Beudeker BJB, van Oord GW, Arends JE, Schulze Zur Wiesch J, van der Heide MS, de Knegt RJ, Verbon A, Boonstra A, Claassen MAA.
MAIT-cell frequency and function in blood and liver of HCV mono- and HCV/HIV co-infected patients with advanced fibrosis
Liver Int. 2017 Aug 9. doi: 10.1111/liv.13544. [Epub ahead of print]
Wehmeyer MH, Ingiliz P, Christensen S, Hueppe D, Lutz T, Simon KG, Schewe K, Boesecke C, Baumgarten A, Busch H, Rockstroh J, Schmutz G, Kimhofer T, Berger F, Mauss S, Wiesch JSZ
Real-world effectiveness of sofosbuvir-based treatment regimens for chronic hepatitis C genotype 3 infection: results from the multicenter German hepatitis C cohort (GECCO-03)
J Med Virol. 2017 Jul 15. doi: 10.1002/jmv.24903. [Epub ahead of print]
Deterding K, Spinner CD, Schott E, Welzel TM, Gerken G, Klinker H, Spengler U, Wiegand J, Schulze Zur Wiesch J, Pathil A, Cornberg M, Umgelter A, Zöllner C, Zeuzem S, Papkalla A, Weber K, Hardtke S, von der Leyen H, Koch A, von Witzendorff D, Manns MP, Wedemeyer H; HepNet Acute HCV IV Study Group
Ledipasvir plus sofosbuvir fixed-dose combination for 6 weeks in patients with acute hepatitis C virus genotype 1 monoinfection (HepNet Acute HCV IV): an open-label, single-arm, phase 2 study.
Lancet Infect Dis. 2017 Feb;17(2):215-222. doi: 10.1016/S1473-3099(16)30408-X. Epub 2016 Oct 28
Scheurich C, Schulze Zur Wiesch J, Kim AY, Lewis-Ximenez L, Meyer T, Polywka S, Chung RT, Lauer GM
Breadth of the HCV-specific CD4+ T-cell response in spontaneous resolvers is independent of the IL-28 haplotype
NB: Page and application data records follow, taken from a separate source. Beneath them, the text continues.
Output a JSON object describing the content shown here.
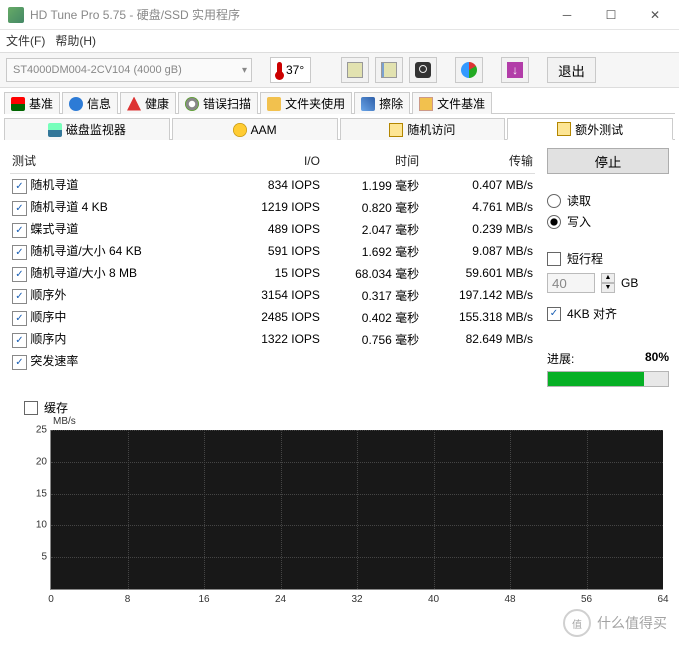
{
  "window": {
    "title": "HD Tune Pro 5.75 - 硬盘/SSD 实用程序"
  },
  "menu": {
    "file": "文件(F)",
    "help": "帮助(H)"
  },
  "toolbar": {
    "drive": "ST4000DM004-2CV104 (4000 gB)",
    "temp": "37°",
    "exit": "退出"
  },
  "tabs": {
    "benchmark": "基准",
    "info": "信息",
    "health": "健康",
    "errorscan": "错误扫描",
    "folderusage": "文件夹使用",
    "erase": "擦除",
    "filebench": "文件基准",
    "diskmonitor": "磁盘监视器",
    "aam": "AAM",
    "randomaccess": "随机访问",
    "extra": "额外测试"
  },
  "table": {
    "headers": {
      "test": "测试",
      "io": "I/O",
      "time": "时间",
      "transfer": "传输"
    },
    "rows": [
      {
        "name": "随机寻道",
        "io": "834 IOPS",
        "time": "1.199 毫秒",
        "tr": "0.407 MB/s"
      },
      {
        "name": "随机寻道 4 KB",
        "io": "1219 IOPS",
        "time": "0.820 毫秒",
        "tr": "4.761 MB/s"
      },
      {
        "name": "蝶式寻道",
        "io": "489 IOPS",
        "time": "2.047 毫秒",
        "tr": "0.239 MB/s"
      },
      {
        "name": "随机寻道/大小 64 KB",
        "io": "591 IOPS",
        "time": "1.692 毫秒",
        "tr": "9.087 MB/s"
      },
      {
        "name": "随机寻道/大小 8 MB",
        "io": "15 IOPS",
        "time": "68.034 毫秒",
        "tr": "59.601 MB/s"
      },
      {
        "name": "顺序外",
        "io": "3154 IOPS",
        "time": "0.317 毫秒",
        "tr": "197.142 MB/s"
      },
      {
        "name": "顺序中",
        "io": "2485 IOPS",
        "time": "0.402 毫秒",
        "tr": "155.318 MB/s"
      },
      {
        "name": "顺序内",
        "io": "1322 IOPS",
        "time": "0.756 毫秒",
        "tr": "82.649 MB/s"
      },
      {
        "name": "突发速率",
        "io": "",
        "time": "",
        "tr": ""
      }
    ]
  },
  "side": {
    "stop": "停止",
    "read": "读取",
    "write": "写入",
    "short": "短行程",
    "shortval": "40",
    "gb": "GB",
    "align": "4KB 对齐",
    "progress_label": "进展:",
    "progress_value": "80%",
    "progress_pct": 80
  },
  "cache": "缓存",
  "chart_data": {
    "type": "line",
    "title": "",
    "xlabel": "",
    "ylabel": "MB/s",
    "xlim": [
      0,
      64
    ],
    "ylim": [
      0,
      25
    ],
    "xticks": [
      0,
      8,
      16,
      24,
      32,
      40,
      48,
      56,
      64
    ],
    "yticks": [
      5,
      10,
      15,
      20,
      25
    ],
    "series": [
      {
        "name": "burst",
        "values": []
      }
    ]
  },
  "watermark": {
    "brand": "什么值得买",
    "badge": "值"
  }
}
J Viral Hepat. 2016 Oct;23(10):831-2. doi: 10.1111/jvh.12560. Epub 2016 Jun 27.
Eberhard JM, Kummer S, Hartjen P, Hüfner A, Diedrich T, Degen O, Lohse AW, van Lunzen J, Wiesch JS
Reduced CD161+MAIT cell frequencies in HCV and HIV/HCV co-infection. Is the liver the heart of the matter?
J Hepatol. 2016 Aug 1. pii:S0168-8278(16)30401-9. doi: 10.1016/j.jhep.2016.07.031. [Epub ahead of print]